Rural Strategies is also using an intriguing storytelling software developed by the Australian software company Feral Arts. PlaceStories uses links ranged across a map to embed a variety of film clips and still images (or “postcards”) and allows users to post their own content. It’s viewable on a page put together for the National Rural Youth Assembly (http://ps3beta.com/map/#/cmty=ruralassembly) but Davis sees the Center employing it for a variety of future uses.
The Rural Archive, www.ruralarchive.com, still a work in progress, it’s a collection of contemporary high-resolution photography, trying to redress what Davis says is a dearth of available rural photographs as newspapers have cut back their coverage of rural areas. The photos are “things you don’t often see in the media when rural comes up—so no barns, or cows,” says Shawn Poynter, the Rural Strategies employee who is director (or curator—the organization isn’t hung up on titles) of the collection.
In recent years, the Center’s initiatives have branched creatively into all kinds of endeavors.
The National Rural Assembly is a coalition aimed at, in Davis’ words, “building consensus around a different kind of rural policy for the country.” It began as an initiative at the Kellogg Foundation that included a national gathering of rural groups. Under the Center’s management, the annual meetings have continued, but the Assembly has changed into a continuing body, doing ongoing work on such issues as access to broadband, transportation, health care, and the environment. (Its statement of principles, the Rural Compact, can be read online at www.ruralassembly.org/rural-compact.) In April 2010 it held a National Rural Youth Assembly in Santa Fe, New Mexico.

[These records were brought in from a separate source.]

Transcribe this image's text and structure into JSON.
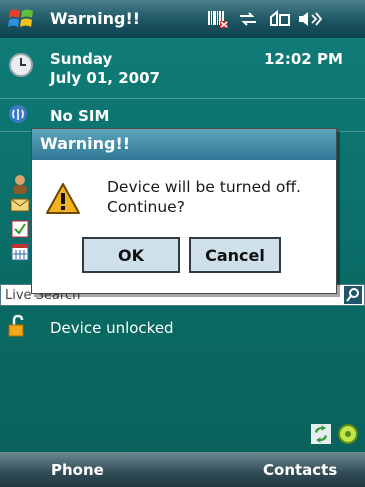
{
  "titlebar": {
    "title": "Warning!!",
    "icons": [
      "windows-start-icon",
      "barcode-icon",
      "sync-arrows-icon",
      "connectivity-icon",
      "volume-icon"
    ]
  },
  "today": {
    "date_day": "Sunday",
    "date_full": "July 01, 2007",
    "time": "12:02 PM",
    "phone_status": "No SIM",
    "search_placeholder": "Live Search",
    "lock_status": "Device unlocked"
  },
  "dialog": {
    "title": "Warning!!",
    "message_line1": "Device will be turned off.",
    "message_line2": "Continue?",
    "ok_label": "OK",
    "cancel_label": "Cancel"
  },
  "softkeys": {
    "left": "Phone",
    "right": "Contacts"
  },
  "colors": {
    "background": "#0b6f6a",
    "dialog_title": "#2f7895",
    "button_face": "#cfe0ea"
  }
}
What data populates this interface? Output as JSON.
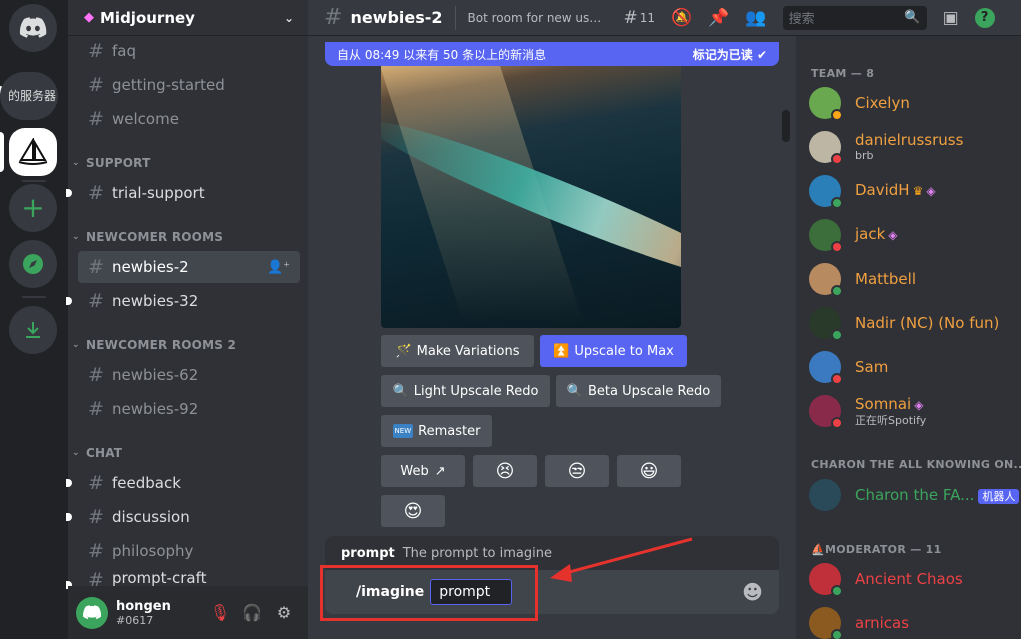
{
  "rail": {
    "servers": [
      {
        "name": "discord-home-icon"
      },
      {
        "text": "的服务器"
      },
      {
        "name": "midjourney-server-icon"
      },
      {
        "name": "add-server-icon"
      },
      {
        "name": "explore-icon"
      },
      {
        "name": "download-icon"
      }
    ]
  },
  "guild": {
    "name": "Midjourney"
  },
  "channels": {
    "faq": "faq",
    "getting_started": "getting-started",
    "welcome": "welcome",
    "cat_support": "SUPPORT",
    "trial_support": "trial-support",
    "cat_newcomer": "NEWCOMER ROOMS",
    "newbies_2": "newbies-2",
    "newbies_32": "newbies-32",
    "cat_newcomer2": "NEWCOMER ROOMS 2",
    "newbies_62": "newbies-62",
    "newbies_92": "newbies-92",
    "cat_chat": "CHAT",
    "feedback": "feedback",
    "discussion": "discussion",
    "philosophy": "philosophy",
    "prompt_craft": "prompt-craft"
  },
  "user": {
    "name": "hongen",
    "tag": "#0617"
  },
  "header": {
    "channel": "newbies-2",
    "topic": "Bot room for new users...",
    "threads_count": "11",
    "search_placeholder": "搜索"
  },
  "banner": {
    "text": "自从 08:49 以来有 50 条以上的新消息",
    "mark_read": "标记为已读"
  },
  "buttons": {
    "make_variations": "Make Variations",
    "upscale_max": "Upscale to Max",
    "light_redo": "Light Upscale Redo",
    "beta_redo": "Beta Upscale Redo",
    "remaster": "Remaster",
    "remaster_tag": "NEW",
    "web": "Web"
  },
  "reactions": [
    "😣",
    "😒",
    "😃",
    "😍"
  ],
  "command_hint": {
    "name": "prompt",
    "desc": "The prompt to imagine"
  },
  "composer": {
    "command": "/imagine",
    "option": "prompt"
  },
  "members": {
    "team_header": "TEAM — 8",
    "team": [
      {
        "name": "Cixelyn",
        "color": "#f0a040",
        "status": "#faa61a",
        "avatar": "#6aa84f"
      },
      {
        "name": "danielrussruss",
        "sub": "brb",
        "color": "#f0a040",
        "status": "#ed4245",
        "avatar": "#bdb6a4"
      },
      {
        "name": "DavidH",
        "color": "#f0a040",
        "status": "#3ba55d",
        "avatar": "#2b7fb8"
      },
      {
        "name": "jack",
        "color": "#f0a040",
        "status": "#ed4245",
        "avatar": "#3b6e3b"
      },
      {
        "name": "Mattbell",
        "color": "#f0a040",
        "status": "#3ba55d",
        "avatar": "#b88a60"
      },
      {
        "name": "Nadir (NC) (No fun)",
        "color": "#f0a040",
        "status": "#3ba55d",
        "avatar": "#2a3a2a"
      },
      {
        "name": "Sam",
        "color": "#f0a040",
        "status": "#ed4245",
        "avatar": "#3b7ac0"
      },
      {
        "name": "Somnai",
        "sub": "正在听Spotify",
        "color": "#f0a040",
        "status": "#ed4245",
        "avatar": "#8a2a4a"
      }
    ],
    "charon_header": "CHARON THE ALL KNOWING ON...",
    "charon": {
      "name": "Charon the FA...",
      "badge": "机器人",
      "color": "#3ba55d",
      "avatar": "#2a4a5a"
    },
    "mod_header": "MODERATOR — 11",
    "mods": [
      {
        "name": "Ancient Chaos",
        "color": "#ed4245",
        "status": "#3ba55d",
        "avatar": "#c0303a"
      },
      {
        "name": "arnicas",
        "color": "#ed4245",
        "status": "#3ba55d",
        "avatar": "#8a5a20"
      }
    ]
  }
}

Donors Ourselves is a documentary video and book that grew out of the Center’s Community Philanthropy Initiative. They show the development of local philanthropic efforts in two locations that aren’t often paired—Kenya and Tennessee—and draw lessons that can be applied in other rural locales.
The Rural Tracker is a nonpartisan poll of rural voters in “battleground” counties that the Center commissioned in 2004, 2006, and 2008. (It was not taken in 2010 but should be back in 2012.) It’s shown that rural voters are a key swing vote—while they usually tend to vote Republican, the national elections that Democrats win are the ones where they pick up significant numbers of rural votes (as Obama did in 2008). “Before we did it, you never heard of any tracking of rural voters,” Davis says. In 2008, “all the networks were following rural voters.”
To read the Kentucky Living February 2011 feature that goes along with this supplement, go to Connecting Rural Worlds.